If there has been anyone who has been relatively consistent in their views on this crisis it might be the American public. Most polls show that, in spite of all the conflict, protests, and divisive tweets, a strong majority of the public, about 65 or 70 percent, supports a wide-spread shutdown and stay at home policy.
The majority have expressed greater trust in the medical experts, than they do to most political leaders. To be sure, there may be misgivings and frustration about particular details of any policy, but they seem to be well aware of the fact that, as tempting as it might be to ‘open things up,’ a second wave of the COVID-19 virus could be worse than the first, and even more damaging to the economy.

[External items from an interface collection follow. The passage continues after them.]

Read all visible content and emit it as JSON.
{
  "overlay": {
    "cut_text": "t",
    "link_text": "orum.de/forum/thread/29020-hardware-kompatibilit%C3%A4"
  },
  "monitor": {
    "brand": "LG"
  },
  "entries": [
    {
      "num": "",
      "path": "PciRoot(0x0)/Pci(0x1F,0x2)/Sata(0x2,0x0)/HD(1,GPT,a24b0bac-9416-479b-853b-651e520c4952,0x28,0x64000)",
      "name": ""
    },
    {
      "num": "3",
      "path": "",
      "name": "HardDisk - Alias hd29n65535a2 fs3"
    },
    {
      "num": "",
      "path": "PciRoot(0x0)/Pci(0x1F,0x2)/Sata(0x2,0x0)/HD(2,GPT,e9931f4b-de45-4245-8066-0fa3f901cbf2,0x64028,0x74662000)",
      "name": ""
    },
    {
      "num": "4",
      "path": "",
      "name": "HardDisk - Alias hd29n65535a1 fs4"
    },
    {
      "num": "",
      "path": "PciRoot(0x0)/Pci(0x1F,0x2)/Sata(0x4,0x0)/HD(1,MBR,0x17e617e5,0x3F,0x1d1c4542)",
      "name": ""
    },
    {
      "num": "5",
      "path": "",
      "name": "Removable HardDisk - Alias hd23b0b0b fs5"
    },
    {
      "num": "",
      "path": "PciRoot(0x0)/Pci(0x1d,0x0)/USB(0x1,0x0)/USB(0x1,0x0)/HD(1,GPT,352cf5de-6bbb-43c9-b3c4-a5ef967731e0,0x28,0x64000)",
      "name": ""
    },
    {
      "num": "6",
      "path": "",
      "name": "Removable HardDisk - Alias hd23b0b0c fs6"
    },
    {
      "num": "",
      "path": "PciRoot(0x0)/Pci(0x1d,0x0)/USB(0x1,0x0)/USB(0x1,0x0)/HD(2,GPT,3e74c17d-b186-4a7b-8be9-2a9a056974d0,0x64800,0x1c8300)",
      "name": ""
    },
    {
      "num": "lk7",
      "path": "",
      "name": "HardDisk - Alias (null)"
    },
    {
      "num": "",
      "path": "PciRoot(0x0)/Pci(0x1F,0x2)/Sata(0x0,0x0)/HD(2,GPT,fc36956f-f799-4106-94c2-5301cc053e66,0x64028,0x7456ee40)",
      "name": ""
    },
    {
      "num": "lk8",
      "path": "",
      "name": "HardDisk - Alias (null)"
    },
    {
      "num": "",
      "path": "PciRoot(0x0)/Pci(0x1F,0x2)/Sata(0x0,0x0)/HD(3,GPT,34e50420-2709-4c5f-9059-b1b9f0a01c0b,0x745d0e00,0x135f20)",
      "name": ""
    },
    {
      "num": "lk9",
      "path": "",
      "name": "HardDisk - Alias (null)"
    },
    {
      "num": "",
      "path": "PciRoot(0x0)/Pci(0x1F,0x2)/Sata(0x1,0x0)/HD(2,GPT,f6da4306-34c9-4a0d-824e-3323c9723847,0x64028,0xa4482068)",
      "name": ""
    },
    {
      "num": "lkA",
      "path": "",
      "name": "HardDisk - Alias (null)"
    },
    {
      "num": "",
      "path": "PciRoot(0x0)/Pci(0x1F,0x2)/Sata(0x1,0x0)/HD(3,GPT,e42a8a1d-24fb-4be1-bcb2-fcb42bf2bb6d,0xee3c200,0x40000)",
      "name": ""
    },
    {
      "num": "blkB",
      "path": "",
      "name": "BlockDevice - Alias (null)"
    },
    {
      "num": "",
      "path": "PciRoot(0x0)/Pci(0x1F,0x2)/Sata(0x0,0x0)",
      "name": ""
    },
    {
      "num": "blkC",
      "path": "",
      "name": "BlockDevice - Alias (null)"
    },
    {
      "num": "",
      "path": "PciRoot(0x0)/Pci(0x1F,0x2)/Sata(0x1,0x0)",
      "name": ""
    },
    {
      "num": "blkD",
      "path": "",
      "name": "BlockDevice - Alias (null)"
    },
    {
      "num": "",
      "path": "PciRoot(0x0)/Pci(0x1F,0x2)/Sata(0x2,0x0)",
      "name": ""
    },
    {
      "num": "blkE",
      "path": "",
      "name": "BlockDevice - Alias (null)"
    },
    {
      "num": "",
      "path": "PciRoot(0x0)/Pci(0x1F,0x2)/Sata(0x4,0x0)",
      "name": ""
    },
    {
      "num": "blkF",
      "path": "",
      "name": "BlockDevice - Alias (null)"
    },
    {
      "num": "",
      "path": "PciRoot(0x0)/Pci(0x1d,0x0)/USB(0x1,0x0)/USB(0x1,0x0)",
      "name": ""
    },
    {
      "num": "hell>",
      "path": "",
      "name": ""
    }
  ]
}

Even those small business owners, who may feel the pain of the shutdown more than most, have divided feelings. Of course, they want to open up and start making a living again, but at what risk to themselves and their customers? Even if they open, how long will it take before the public feels comfortable going to a bar, sitting in a restaurant, or going to a ball game? If they open up too early, could they face financially crippling lawsuits if someone gets ill?
Who should we trust?
To be sure, there are many unknowns with COVID-19. Research is continuing, and there is good reason policies might change as we learn more. And there may be good reasons why there could be different solutions for different areas. But if they want to keep our trust, leaders should be honest and say that.
There has been much lost in the COVID-19 pandemic, and most certainly there will be more losses in the future, both personal and financial. But perhaps the greatest loss is the loss of trust in many governmental institutions that we normally rely on in a time of crisis.
Having lived through the Flint water crisis, we know that the loss of trust can be destroyed all too easily, and it can take longer to rebuild trust than it takes to solve the problem that undermined it. That’s certainly been true of the Flint water crisis, and it may well be true for the COVID-19 crisis.
EVM political commentator Paul Rozycki can be reached at firstname.lastname@example.org.